=== TASK ===
In the data below, how many lines include the word "IOException"? Give only the number.

Items listed in a dataset
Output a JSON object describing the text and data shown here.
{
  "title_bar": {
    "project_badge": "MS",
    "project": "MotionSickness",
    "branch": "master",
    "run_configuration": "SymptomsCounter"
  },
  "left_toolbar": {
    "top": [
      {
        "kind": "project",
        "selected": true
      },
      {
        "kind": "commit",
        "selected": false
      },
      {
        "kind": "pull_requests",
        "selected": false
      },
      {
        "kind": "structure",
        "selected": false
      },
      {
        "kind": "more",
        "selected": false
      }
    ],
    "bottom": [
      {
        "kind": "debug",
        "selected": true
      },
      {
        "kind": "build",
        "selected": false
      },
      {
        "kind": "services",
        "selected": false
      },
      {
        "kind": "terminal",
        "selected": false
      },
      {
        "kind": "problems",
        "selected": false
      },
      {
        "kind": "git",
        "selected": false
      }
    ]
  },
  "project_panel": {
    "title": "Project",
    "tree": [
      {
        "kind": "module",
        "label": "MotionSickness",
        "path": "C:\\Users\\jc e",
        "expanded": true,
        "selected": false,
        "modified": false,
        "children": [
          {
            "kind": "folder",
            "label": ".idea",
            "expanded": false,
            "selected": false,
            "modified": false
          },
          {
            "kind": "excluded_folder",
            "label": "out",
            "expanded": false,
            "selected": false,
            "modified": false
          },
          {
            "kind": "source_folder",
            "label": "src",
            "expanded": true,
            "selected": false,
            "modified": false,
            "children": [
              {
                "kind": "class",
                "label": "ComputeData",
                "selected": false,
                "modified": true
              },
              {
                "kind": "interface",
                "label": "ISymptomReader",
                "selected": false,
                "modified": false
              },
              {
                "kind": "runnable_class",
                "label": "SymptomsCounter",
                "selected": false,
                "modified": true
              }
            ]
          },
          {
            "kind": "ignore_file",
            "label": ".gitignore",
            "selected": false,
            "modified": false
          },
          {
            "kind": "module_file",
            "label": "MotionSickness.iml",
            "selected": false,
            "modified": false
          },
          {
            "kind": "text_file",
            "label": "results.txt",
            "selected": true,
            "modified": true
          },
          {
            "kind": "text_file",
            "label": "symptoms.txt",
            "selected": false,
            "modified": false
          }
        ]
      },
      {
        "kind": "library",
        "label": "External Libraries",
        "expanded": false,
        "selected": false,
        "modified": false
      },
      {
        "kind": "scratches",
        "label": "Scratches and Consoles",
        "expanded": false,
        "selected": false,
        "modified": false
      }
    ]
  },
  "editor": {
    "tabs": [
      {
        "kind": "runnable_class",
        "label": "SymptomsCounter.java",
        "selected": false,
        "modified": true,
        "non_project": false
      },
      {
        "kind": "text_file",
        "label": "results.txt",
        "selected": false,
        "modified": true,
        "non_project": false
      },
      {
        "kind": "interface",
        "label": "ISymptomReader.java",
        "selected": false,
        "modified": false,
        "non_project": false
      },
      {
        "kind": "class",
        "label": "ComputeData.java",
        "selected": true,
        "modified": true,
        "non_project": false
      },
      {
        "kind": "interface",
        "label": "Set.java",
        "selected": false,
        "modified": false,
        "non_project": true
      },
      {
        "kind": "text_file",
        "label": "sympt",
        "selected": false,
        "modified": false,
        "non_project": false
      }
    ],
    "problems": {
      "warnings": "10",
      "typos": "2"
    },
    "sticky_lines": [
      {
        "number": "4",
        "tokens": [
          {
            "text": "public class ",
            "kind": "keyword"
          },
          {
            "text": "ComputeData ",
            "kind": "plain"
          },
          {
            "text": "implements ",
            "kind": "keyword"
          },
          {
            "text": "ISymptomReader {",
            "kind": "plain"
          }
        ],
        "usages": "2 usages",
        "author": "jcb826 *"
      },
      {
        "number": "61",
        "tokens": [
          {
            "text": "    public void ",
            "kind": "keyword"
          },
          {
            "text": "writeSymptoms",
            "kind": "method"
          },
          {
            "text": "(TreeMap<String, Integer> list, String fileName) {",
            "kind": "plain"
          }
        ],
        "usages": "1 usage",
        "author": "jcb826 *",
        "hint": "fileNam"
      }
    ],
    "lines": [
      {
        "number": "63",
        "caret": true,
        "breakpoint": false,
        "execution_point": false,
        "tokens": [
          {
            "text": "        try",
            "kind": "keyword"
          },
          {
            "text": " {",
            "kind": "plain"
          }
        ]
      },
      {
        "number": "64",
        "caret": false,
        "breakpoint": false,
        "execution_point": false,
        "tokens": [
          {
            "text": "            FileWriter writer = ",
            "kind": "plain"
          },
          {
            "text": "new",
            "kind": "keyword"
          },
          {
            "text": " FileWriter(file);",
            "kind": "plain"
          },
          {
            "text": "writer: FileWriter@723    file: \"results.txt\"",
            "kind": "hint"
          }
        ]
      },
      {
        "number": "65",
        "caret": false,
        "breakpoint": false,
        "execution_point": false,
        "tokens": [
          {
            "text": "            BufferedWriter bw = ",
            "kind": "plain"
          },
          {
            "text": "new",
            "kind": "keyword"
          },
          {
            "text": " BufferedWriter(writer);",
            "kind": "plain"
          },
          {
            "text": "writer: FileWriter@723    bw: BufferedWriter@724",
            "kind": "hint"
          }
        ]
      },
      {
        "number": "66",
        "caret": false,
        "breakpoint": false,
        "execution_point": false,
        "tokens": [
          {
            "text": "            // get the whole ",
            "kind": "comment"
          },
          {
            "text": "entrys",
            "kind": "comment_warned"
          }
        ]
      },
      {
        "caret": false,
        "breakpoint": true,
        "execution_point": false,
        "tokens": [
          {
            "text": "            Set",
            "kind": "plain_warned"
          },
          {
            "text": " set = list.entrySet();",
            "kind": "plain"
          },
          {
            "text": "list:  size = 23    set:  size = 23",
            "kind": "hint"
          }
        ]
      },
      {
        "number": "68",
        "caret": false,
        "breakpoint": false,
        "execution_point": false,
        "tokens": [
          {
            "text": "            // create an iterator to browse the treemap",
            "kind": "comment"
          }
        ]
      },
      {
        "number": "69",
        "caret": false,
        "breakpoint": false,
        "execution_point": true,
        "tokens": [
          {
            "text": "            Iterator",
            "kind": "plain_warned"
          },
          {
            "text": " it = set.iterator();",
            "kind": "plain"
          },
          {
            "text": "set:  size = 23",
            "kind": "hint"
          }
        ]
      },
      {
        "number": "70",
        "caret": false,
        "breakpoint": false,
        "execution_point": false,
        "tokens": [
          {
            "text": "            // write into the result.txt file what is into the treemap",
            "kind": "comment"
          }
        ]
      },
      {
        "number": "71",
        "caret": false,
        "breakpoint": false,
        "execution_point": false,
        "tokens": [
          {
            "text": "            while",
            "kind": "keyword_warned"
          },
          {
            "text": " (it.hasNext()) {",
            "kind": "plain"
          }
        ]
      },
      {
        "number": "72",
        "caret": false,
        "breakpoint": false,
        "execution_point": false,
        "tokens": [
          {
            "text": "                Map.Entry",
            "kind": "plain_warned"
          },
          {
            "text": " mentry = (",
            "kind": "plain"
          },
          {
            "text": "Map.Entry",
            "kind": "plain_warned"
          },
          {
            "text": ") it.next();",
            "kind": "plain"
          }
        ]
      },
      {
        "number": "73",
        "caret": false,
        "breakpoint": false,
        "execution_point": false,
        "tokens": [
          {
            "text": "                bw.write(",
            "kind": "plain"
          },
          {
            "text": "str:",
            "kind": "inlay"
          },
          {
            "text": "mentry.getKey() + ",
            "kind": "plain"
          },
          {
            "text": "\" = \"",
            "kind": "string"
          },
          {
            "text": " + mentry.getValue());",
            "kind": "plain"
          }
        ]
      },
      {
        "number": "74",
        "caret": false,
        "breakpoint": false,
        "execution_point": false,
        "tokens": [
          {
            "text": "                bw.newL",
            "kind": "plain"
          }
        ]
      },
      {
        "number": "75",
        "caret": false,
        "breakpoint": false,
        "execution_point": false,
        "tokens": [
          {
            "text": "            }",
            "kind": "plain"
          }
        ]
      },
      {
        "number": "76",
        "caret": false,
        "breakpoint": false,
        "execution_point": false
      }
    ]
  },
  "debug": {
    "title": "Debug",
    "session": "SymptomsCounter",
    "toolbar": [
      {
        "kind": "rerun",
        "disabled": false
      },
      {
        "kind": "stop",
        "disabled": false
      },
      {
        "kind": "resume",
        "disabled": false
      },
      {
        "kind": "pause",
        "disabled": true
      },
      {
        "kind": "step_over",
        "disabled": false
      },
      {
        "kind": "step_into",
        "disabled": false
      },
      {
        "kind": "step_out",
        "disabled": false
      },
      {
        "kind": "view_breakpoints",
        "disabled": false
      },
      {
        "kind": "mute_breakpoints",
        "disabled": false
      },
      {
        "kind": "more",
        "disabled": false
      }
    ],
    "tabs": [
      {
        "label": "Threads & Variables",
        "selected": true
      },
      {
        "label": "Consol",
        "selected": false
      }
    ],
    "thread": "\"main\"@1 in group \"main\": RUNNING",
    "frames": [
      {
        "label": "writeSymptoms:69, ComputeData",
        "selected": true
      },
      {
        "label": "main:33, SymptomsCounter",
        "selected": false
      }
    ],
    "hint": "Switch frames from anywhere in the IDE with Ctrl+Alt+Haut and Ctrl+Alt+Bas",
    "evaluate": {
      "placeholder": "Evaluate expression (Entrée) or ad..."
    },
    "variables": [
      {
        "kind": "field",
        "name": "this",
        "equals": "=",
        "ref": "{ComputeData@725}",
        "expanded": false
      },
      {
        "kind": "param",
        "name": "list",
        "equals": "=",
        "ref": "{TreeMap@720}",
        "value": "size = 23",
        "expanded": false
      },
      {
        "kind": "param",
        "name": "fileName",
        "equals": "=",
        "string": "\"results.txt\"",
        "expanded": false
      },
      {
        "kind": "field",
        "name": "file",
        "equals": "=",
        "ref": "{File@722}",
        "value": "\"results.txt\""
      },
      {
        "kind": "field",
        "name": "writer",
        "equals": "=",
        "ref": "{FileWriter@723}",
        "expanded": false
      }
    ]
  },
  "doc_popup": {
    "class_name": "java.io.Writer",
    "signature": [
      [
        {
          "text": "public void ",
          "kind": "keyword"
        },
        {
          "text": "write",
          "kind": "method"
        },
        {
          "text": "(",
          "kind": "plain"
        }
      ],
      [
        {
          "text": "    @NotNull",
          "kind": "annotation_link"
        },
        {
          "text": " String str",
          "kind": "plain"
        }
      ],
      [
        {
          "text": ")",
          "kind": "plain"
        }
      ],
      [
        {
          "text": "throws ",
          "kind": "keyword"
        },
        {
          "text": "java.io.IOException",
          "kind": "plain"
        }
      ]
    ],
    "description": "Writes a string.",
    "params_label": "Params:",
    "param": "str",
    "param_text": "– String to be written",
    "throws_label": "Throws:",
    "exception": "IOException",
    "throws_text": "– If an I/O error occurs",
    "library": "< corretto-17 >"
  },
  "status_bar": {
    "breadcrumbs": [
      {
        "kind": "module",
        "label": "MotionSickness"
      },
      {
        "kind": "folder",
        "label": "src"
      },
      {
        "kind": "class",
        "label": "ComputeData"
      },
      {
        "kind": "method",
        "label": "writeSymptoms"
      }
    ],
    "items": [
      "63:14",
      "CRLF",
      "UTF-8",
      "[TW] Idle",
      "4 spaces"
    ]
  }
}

=== TASK RESPONSE ===
2